I self-identify as both a a Mac user and a Linux user. For years I was a full-time Linux user. I was the most obnoxious of Linux bigots, so I have that perspective. I have unhappy memories of flash on Linux. Since flash video became prevalent on the Internet, Adobe flash player has been the bane of Linux users' existence. Its performance on Linux has always been abysmal. I remember times when my laptop's fans would spin up to full speed, and the battery would start draining, and it would start scorching my lap. I would have to go hunt down whatever Firefox tab had a flash-based banner ad that was eating my CPU for lunch.

Adobe was slow to update it to the latest release, taking a year or more after it was released on Windows to release a new version for Linux. Also, Adobe still hasn't released a 64-bit version of the Flash Player for Linux or the Mac. Yeah. Seriously. It's 2010. Although major Linux distributions have gotten a lot better at making flash installation easy, you used to have to do weird 32-bit library wrapping voodoo to get Adobe Flash Player to work with 64-bit Linux and Firefox.

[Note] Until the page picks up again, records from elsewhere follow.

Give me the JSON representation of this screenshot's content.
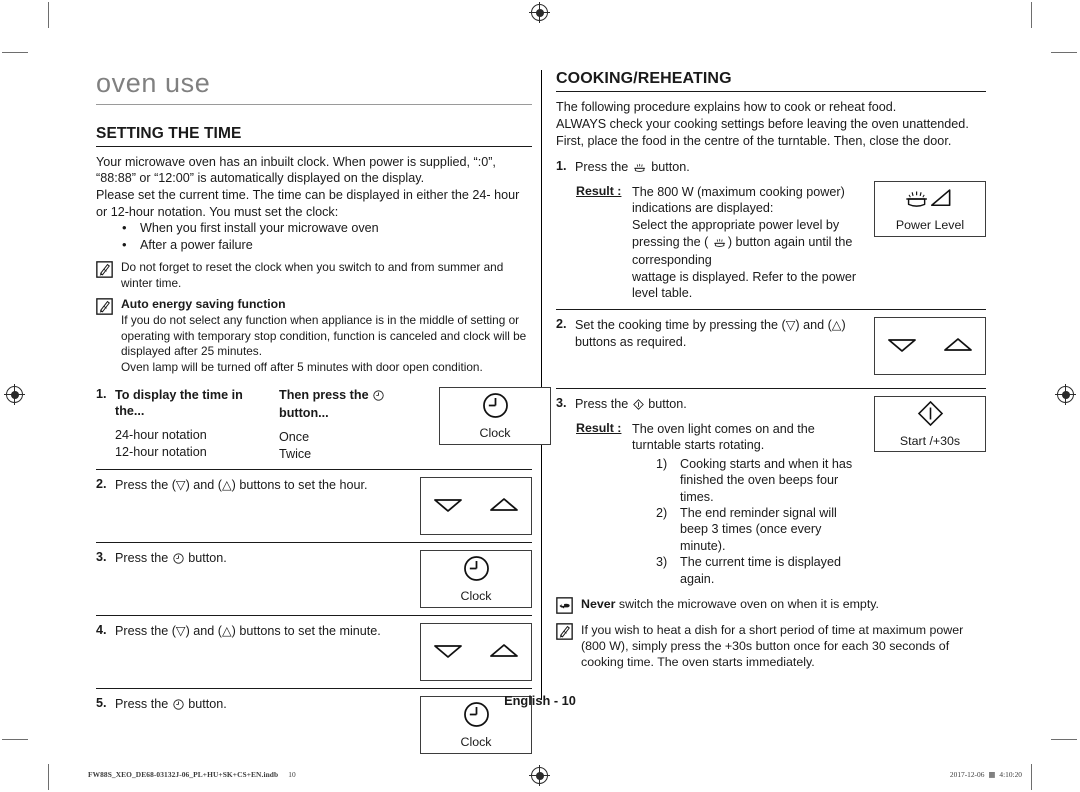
{
  "document": {
    "chapter_title": "oven use",
    "page_label": "English - 10"
  },
  "left_column": {
    "section_title": "SETTING THE TIME",
    "intro_lines": [
      "Your microwave oven has an inbuilt clock. When power is supplied, “:0”,",
      "“88:88” or “12:00” is automatically displayed on the display.",
      "Please set the current time. The time can be displayed in either the 24- hour",
      "or 12-hour notation. You must set the clock:"
    ],
    "bullets": [
      "When you first install your microwave oven",
      "After a power failure"
    ],
    "notes": [
      {
        "icon": "memo-note-icon",
        "heading": "",
        "text": "Do not forget to reset the clock when you switch to and from summer and winter time."
      },
      {
        "icon": "memo-note-icon",
        "heading": "Auto energy saving function",
        "text": "If you do not select any function when appliance is in the middle of setting or operating with temporary stop condition, function is canceled and clock will be displayed after 25 minutes.\nOven lamp will be turned off after 5 minutes with door open condition."
      }
    ],
    "steps": [
      {
        "number": "1.",
        "type": "table",
        "head_a": "To display the time in the...",
        "head_b": "Then press the ⊕ button...",
        "rows": [
          {
            "a": "24-hour notation",
            "b": "Once"
          },
          {
            "a": "12-hour notation",
            "b": "Twice"
          }
        ],
        "key": {
          "icon": "clock-icon",
          "label": "Clock"
        }
      },
      {
        "number": "2.",
        "type": "text",
        "text": "Press the (▽) and (△) buttons to set the hour.",
        "key": {
          "icon": "updown-arrows-icon",
          "label": ""
        }
      },
      {
        "number": "3.",
        "type": "text",
        "text": "Press the ⊕ button.",
        "key": {
          "icon": "clock-icon",
          "label": "Clock"
        }
      },
      {
        "number": "4.",
        "type": "text",
        "text": "Press the (▽) and (△) buttons to set the minute.",
        "key": {
          "icon": "updown-arrows-icon",
          "label": ""
        }
      },
      {
        "number": "5.",
        "type": "text",
        "text": "Press the ⊕ button.",
        "key": {
          "icon": "clock-icon",
          "label": "Clock"
        }
      }
    ]
  },
  "right_column": {
    "section_title": "COOKING/REHEATING",
    "intro_lines": [
      "The following procedure explains how to cook or reheat food.",
      "ALWAYS check your cooking settings before leaving the oven unattended.",
      "First, place the food in the centre of the turntable. Then, close the door."
    ],
    "step1": {
      "number": "1.",
      "text_before": "Press the",
      "text_after": "button.",
      "result_label": "Result :",
      "result_lines": [
        "The 800 W (maximum cooking power)",
        "indications are displayed:",
        "Select the appropriate power level by"
      ],
      "result_line_icon_before": "pressing the (",
      "result_line_icon_after": ") button again until the corresponding",
      "result_last_line": "wattage is displayed. Refer to the power level table.",
      "key": {
        "icon": "power-level-icon",
        "label": "Power Level"
      }
    },
    "step2": {
      "number": "2.",
      "text": "Set the cooking time by pressing the (▽) and (△) buttons as required.",
      "key": {
        "icon": "updown-arrows-icon",
        "label": ""
      }
    },
    "step3": {
      "number": "3.",
      "text_before": "Press the",
      "text_after": "button.",
      "result_label": "Result :",
      "result_lines": [
        "The oven light comes on and the",
        "turntable starts rotating."
      ],
      "sub_items": [
        "Cooking starts and when it has finished the oven beeps four times.",
        "The end reminder signal will beep 3 times (once every minute).",
        "The current time is displayed again."
      ],
      "key": {
        "icon": "start-icon",
        "label": "Start /+30s"
      }
    },
    "notes": [
      {
        "icon": "pointing-hand-icon",
        "bold_lead": "Never",
        "text": " switch the microwave oven on when it is empty."
      },
      {
        "icon": "memo-note-icon",
        "bold_lead": "",
        "text": "If you wish to heat a dish for a short period of time at maximum power (800 W), simply press the +30s button once for each 30 seconds of cooking time. The oven starts immediately."
      }
    ]
  },
  "footer": {
    "left_file": "FW88S_XEO_DE68-03132J-06_PL+HU+SK+CS+EN.indb",
    "left_page": "10",
    "right_date": "2017-12-06",
    "right_time": "4:10:20"
  },
  "colors": {
    "chapter_gray": "#808080",
    "text_black": "#1a1a1a",
    "rule_black": "#1a1a1a",
    "crop_gray": "#6e6e6e"
  }
}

Because the Adobe Flash Player is closed and proprietary, Linux distributions couldn't ship with it installed. Users would always have to jump through hoops such as configuring third-party package repositories in order to install it.

Yes, as the author points out, flash is an open specification, so anyone technically can implement it. But to date, there haven't been any open flash players that are worth a damn. Open implementations such as Gnash are turds. They are several versions of the flash specification out of date, their performance is abysmal, and getting them configured and working is black magic. So let's leave flash's "openness" aside, because that's a red herring.

What is material is that much of the Internet depends on your browser being able to play flash. This is just as bad as the Internet of a few years ago requiring Internet Explorer, and being broken on every other browser. An Internet dependent on Adobe Flash Player is bad for Linux users. An Internet that has embraced HTML5, CSS, and Javascript is good for Linux users. Get off your Apple-hating high horse and acknowledge the fact that the two of you are on the same side.